foreign relations, the right of foreign Envoys to treat directly
with the representatives of the Empire, and, connected with
it, the position of monopoly inherent in the Co-Hong, with

which alone Envoy and merchant were to have any dealings ;

but opium was no more in question from 1834 to 1838, during

the time of Lord Napier and Captain Elliot, than it had
been before. At Peking, however, there was renewed dis-
cussion of the evils arising from opium smoking, and of
the still greater demoralisation from smuggling an article
declared contraband by law and there was even serious

consideration of a proposal to legalise the traffic in order

to bring the evil under better control. The proposal was
negatived, and the Emperor decided to enforce the edict
issuedby his father in 1800, and found a willing agent for
the purpose in Lin Tse-su. In this decision the Emperor
may have been mistaken, he may have attempted to sweep
back the tides of the ocean with a broom, but he was un-
doubtedly honest and intended that his will should be
carried out. Lin was appointed Imperial Commissioner,
and sent to Canton to carry out the will of his master,
superseding ad hoc both Viceroy and Hoppo. Had it been
only a question of opium, his mission was hopeless it was;

as if a Prohibition Government at Washington had sent Neal

Dow to carry out a Maine Liquor Law in the state of
Texas. But both he and his master had misjudged the
situation; when they opium," the English Envoy,
backed by the English admiral, answered equality," and
equality it was, and not opium, which was settled by the
treaty of Nanking. This treaty decided the equal status of
officials of the two Powers, the abolition of the monopoly of
the Co-Hong, and the adoption of uniform dues and duties ;

but it left the Chinese government free to adopt its own

measures for the regulation of the opium traffic. The Eng-
lish government did not undertake to perform preventive
service for China, since others than English were already
engaged in the trade, and others still could easily have taken
it up but it forbade the establishment of an opium depot

at the outset in Hongkong, and it afforded no naval pro-

tection to smugglers.
Commissioner Lin arrived in Canton on March loth, 1839,
and, after remaining inscrutable for some days, on the i8th
issued a proclamation that the foreigners should deliver up
all the opium in store and give a bond to import no more,
on penalty of death.
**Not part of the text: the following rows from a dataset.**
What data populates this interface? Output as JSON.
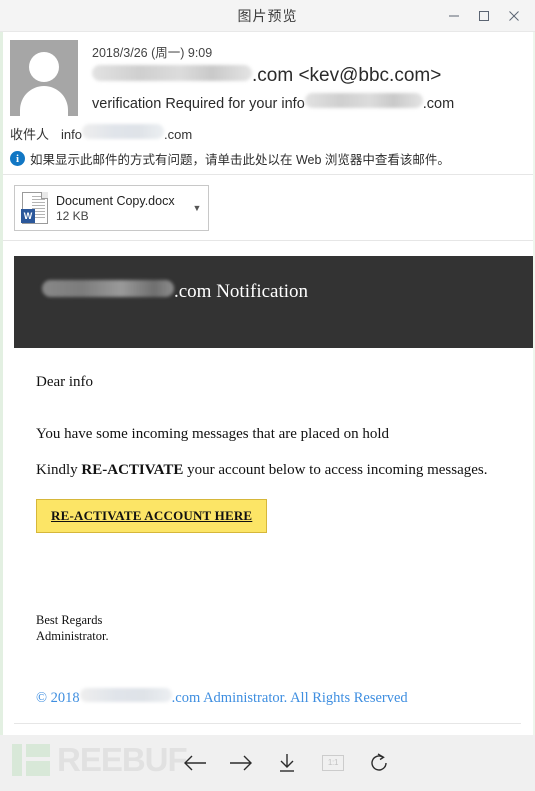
{
  "window": {
    "title": "图片预览",
    "controls": {
      "minimize": "minimize-icon",
      "maximize": "maximize-icon",
      "close": "close-icon"
    }
  },
  "mail": {
    "date": "2018/3/26 (周一) 9:09",
    "from_prefix": "",
    "from_suffix": ".com <kev@bbc.com>",
    "subject_prefix": "verification Required for your info",
    "subject_suffix": ".com",
    "to_label": "收件人",
    "to_prefix": "info",
    "to_suffix": ".com",
    "info_bar": "如果显示此邮件的方式有问题，请单击此处以在 Web 浏览器中查看该邮件。",
    "info_icon": "info-icon"
  },
  "attachment": {
    "name": "Document Copy.docx",
    "size": "12 KB",
    "icon": "word-document-icon",
    "badge": "W",
    "caret": "▼"
  },
  "email": {
    "banner_suffix": ".com Notification",
    "greeting": "Dear info",
    "paragraph_1": "You have some incoming messages that are placed on hold",
    "paragraph_2_before": "Kindly ",
    "paragraph_2_bold": "RE-ACTIVATE",
    "paragraph_2_after": " your account below to access incoming messages.",
    "cta_label": "RE-ACTIVATE ACCOUNT HERE",
    "signature_line_1": "Best Regards",
    "signature_line_2": "Administrator.",
    "footer_prefix": "© 2018 ",
    "footer_suffix": ".com Administrator. All Rights Reserved"
  },
  "toolbar": {
    "watermark_text": "REEBUF",
    "buttons": [
      {
        "name": "previous-image-button",
        "icon": "arrow-left-icon"
      },
      {
        "name": "next-image-button",
        "icon": "arrow-right-icon"
      },
      {
        "name": "download-button",
        "icon": "download-icon"
      },
      {
        "name": "actual-size-button",
        "icon": "one-to-one-icon",
        "label": "1:1"
      },
      {
        "name": "rotate-button",
        "icon": "rotate-icon"
      }
    ]
  },
  "colors": {
    "banner_bg": "#333333",
    "cta_bg": "#fce566",
    "cta_border": "#d6b73a",
    "footer_link": "#3e8ee0",
    "info_icon": "#1277c4",
    "word_badge": "#2b579a",
    "watermark_green": "#d8e8d8"
  }
}
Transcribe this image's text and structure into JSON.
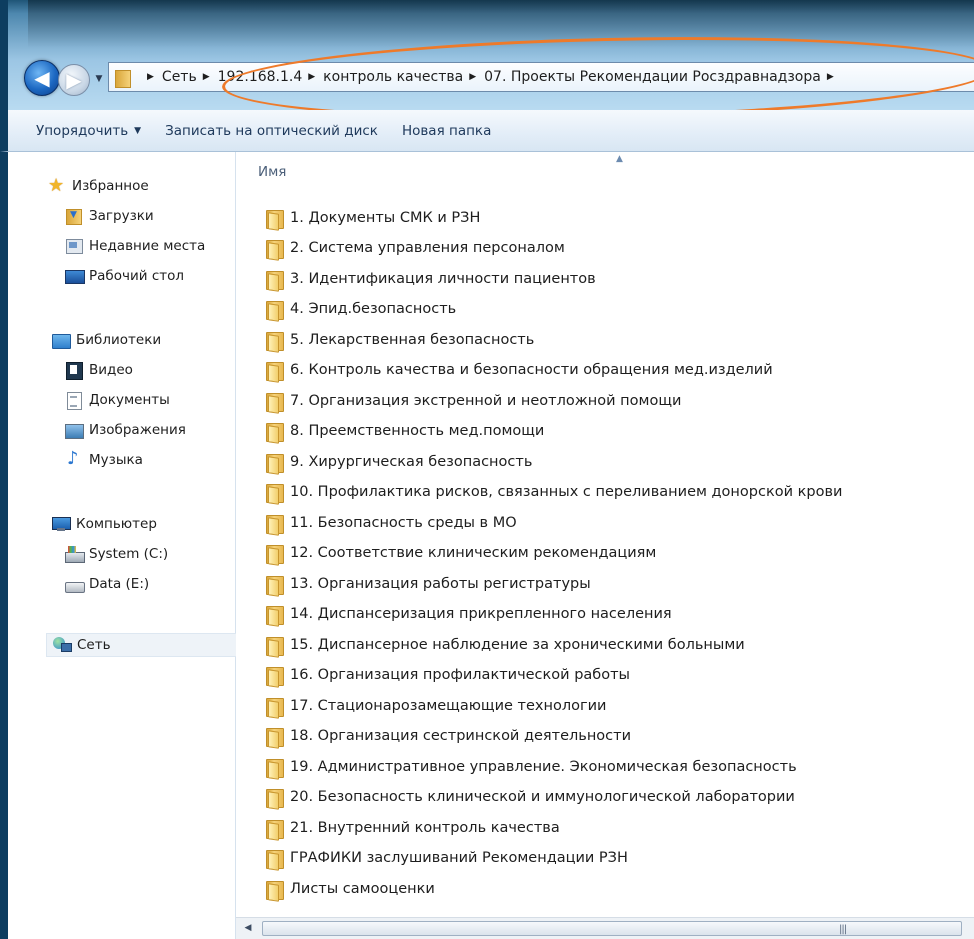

When they refused, the entire body
of foreign residents, of all nationalities, were, shut up in
the factories, deprived of servants and of outside supplies
of food and water, and informed that they were hostages
" "
for the due execution of the order. Hostage is an

awkward word to use, and a still more awkward thing

to be ; and in fear of death the merchants surrendered their

opium, even bringing eight chests up from Macao. The total

quantity surrendered was 20,291 chests, and the earnest-
ness of conviction of the Emperor and his Commissioner is
evidenced by th fact that this was effectually destroyed
to the last ounce. Of the firms contributing the opium,
the largest contributor was an English firm with 7,000 chests,
then another English firm, then an American- firm with
1,500 chests after them came English, Parsee, and other

merchants, natives of India. Some fifty chests of Turkey

opium in the possession of an American firm were not
surrendered as not being from India. The only effect of
the Imperial Commissioner's action, directed against the
foreigner and not against his own countrymen, was to
check the local trade for a time, but it did not do away
with it the demand remained, new supplies came forward,

and the trade went on.

The loss of prestige by the Imperial Government not only
inspired the smugglers with greater activity and less fear
of the consequences, but caused the officials along the coast
to throw off such modest feelings of restraint as they may
have felt before. Then, in the decade 1850-1860, the spread
of the Taiping rebellion over whole provinces, involving
millions of people, caused vast misery, which dro